Task requirements >>
Return copies of the lines below that mention "UPDATE".
====
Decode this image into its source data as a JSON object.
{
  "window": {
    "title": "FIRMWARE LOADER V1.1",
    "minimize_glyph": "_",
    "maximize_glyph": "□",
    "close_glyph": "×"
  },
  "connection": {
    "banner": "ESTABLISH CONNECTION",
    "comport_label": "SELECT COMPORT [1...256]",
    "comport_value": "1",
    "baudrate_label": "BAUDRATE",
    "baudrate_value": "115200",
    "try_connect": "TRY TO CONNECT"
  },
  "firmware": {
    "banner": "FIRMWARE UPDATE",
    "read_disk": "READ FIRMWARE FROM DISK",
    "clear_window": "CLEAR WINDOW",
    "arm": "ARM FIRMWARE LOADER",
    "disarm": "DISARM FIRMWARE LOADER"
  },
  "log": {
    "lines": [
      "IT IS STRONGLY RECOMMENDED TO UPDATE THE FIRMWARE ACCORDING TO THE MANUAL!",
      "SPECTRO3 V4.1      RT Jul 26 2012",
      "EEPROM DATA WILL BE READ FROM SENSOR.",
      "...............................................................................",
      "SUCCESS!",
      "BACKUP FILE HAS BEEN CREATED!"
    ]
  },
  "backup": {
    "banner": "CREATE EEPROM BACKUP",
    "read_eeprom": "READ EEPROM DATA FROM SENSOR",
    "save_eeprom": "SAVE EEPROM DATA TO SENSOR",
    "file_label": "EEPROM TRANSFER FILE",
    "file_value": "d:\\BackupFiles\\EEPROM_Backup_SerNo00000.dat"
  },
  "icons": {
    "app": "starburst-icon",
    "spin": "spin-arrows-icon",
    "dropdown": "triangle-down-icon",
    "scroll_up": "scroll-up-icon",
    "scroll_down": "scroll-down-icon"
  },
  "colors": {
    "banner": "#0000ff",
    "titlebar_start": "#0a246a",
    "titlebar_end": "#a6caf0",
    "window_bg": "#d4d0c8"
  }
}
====
Answer space >>
    "banner": "FIRMWARE UPDATE",
      "IT IS STRONGLY RECOMMENDED TO UPDATE THE FIRMWARE ACCORDING TO THE MANUAL!",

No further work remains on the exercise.